The Air Force dubbed 2019 as “Year of the Defender” for security forces members. The 366th Security Forces Squadron was so excited about this announcement, they decided to grow their numbers - and not in the traditional sense.

Twenty-one babies were born this year within the squadron, giving birth to the new title: “Year of the Baby Defender.”

Security Forces’ members have one of the most critical and demanding jobs in the Air Force, so balancing defender duties and parenting may seem overwhelming. These families, however, have shown that with the support of their squadron, anything is possible.

“There wasn’t a time before the birth of my daughter when I questioned how it would affect my work,” said Tech Sgt. Jamal Shaw, 366th SFS NCO in charge of the commander support staff. “I have seen time and time again where the squadron supports its people.”

Along with being a parent of a new “baby-defender,” Shaw’s job is to ensure the plans and programs the commander wants are disseminated to all the squadron Airmen so they have legal-based guidance. Shaw ensures squadron members’ security clearances are up-to-date, while also implementing a new policy of self-test for fitness at the squadron level.

Though his job is time-consuming and sometimes chaotic, Shaw has built a support system through his family and co-workers.

“My wife is a great support for me,” Shaw said. “I would not be able to balance my work and home life without the help of Mrs. Ramona Shaw.”

Shaw recalled a situation where he witnessed his support system spring into action.

“A squadron member’s wife was pregnant and worried about the baby,” Shaw said. “She was waiting for her husband to get off post and go to the hospital with her.

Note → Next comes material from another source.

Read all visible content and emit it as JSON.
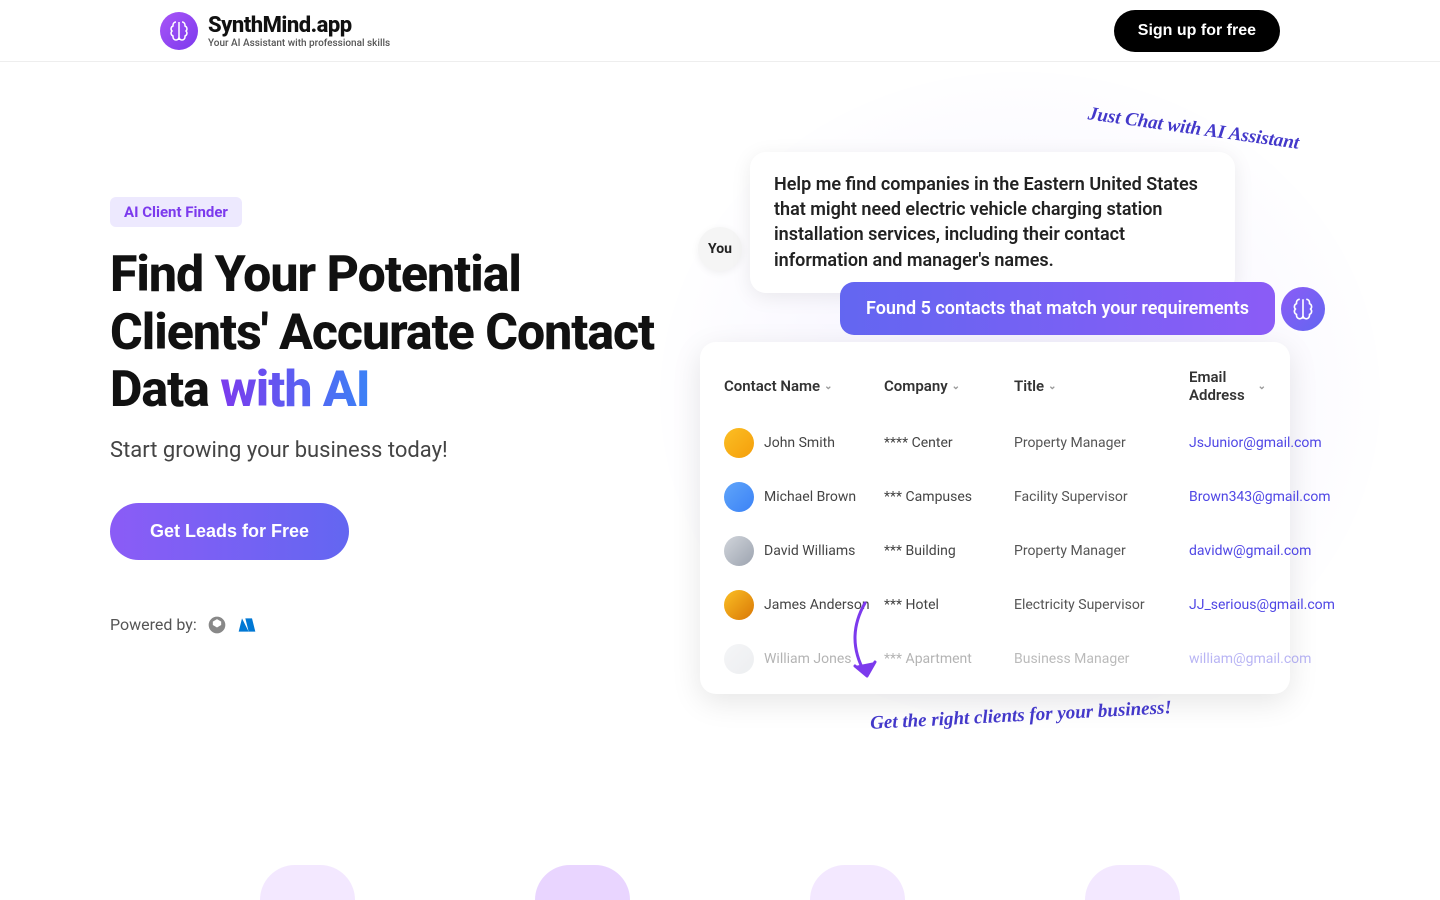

He was waiting to get relieved from the gate when he finally informed me of what was going on.”

Observing first-hand the support his leadership was willing to offer, Shaw knew he could lean on them.

“The operations officer at the time, Capt. David Greene, said ‘get the member off that post now so he can go with his wife to the hospital - I'll grab a weapon and go work that post’,” Shaw said.

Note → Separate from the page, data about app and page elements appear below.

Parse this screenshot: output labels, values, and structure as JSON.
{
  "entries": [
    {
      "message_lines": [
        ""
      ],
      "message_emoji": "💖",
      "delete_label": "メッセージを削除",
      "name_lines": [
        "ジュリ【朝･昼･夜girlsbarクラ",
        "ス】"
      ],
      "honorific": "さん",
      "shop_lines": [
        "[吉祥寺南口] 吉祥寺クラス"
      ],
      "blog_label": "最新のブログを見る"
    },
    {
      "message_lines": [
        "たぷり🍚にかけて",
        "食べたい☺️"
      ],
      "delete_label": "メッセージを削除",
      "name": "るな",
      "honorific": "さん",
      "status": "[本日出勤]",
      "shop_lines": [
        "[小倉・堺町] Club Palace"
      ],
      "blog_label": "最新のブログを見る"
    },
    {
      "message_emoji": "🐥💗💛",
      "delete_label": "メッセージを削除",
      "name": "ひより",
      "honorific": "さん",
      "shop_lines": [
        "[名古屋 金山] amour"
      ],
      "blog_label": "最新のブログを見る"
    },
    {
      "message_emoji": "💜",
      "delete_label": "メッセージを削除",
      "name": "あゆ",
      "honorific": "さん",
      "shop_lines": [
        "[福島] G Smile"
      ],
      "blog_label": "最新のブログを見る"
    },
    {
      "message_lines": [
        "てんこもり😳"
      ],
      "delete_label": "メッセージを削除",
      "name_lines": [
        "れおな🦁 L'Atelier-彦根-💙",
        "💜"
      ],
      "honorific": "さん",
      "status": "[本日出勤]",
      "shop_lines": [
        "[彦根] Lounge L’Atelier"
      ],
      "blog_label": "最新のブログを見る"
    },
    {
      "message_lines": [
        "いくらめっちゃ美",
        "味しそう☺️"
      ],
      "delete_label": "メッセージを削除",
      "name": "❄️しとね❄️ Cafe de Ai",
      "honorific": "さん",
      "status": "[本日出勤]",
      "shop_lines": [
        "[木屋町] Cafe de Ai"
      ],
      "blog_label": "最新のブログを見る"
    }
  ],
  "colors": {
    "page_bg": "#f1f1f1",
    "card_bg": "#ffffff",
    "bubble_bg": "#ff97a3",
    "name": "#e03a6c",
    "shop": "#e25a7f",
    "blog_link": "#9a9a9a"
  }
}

Staff Sgt. Megan Schneider, 366th SFS NCO in charge of combat arms, had her second child in May of this year, adding to the 21 “defender babies” of 2019.

Schneider’s daily duties consist of instructing weapons training on the M-4 carbine and working the firing line at Combat Arms Training and Maintenance. When she’s not working with weapons, she manages squadron programs.

Schneider carries a lot of responsibility in her job, but when family-duty calls, her unit has her back.

“My section has a great working relationship and I have a lot of support within the unit,” Schneider said. "They understand that sometimes I may need to leave early.”

For Schneider, recognizing when to separate home life from work life is key.

“I am still trying to find a balance between being a mom to two kids and being the NCOIC of combat arms,” Schneider said. “I just try and make sure my kids know that I am present with them.”

Though these two individuals work in separate units and have different experiences with parenting, the encouragement they have received from their squadron allows both members be the parents they need to be.

“When a squadron invests in their people as much as the 366th SFS has in its new parents, the squadron not only becomes a place of work, but an extended family,” Shaw said.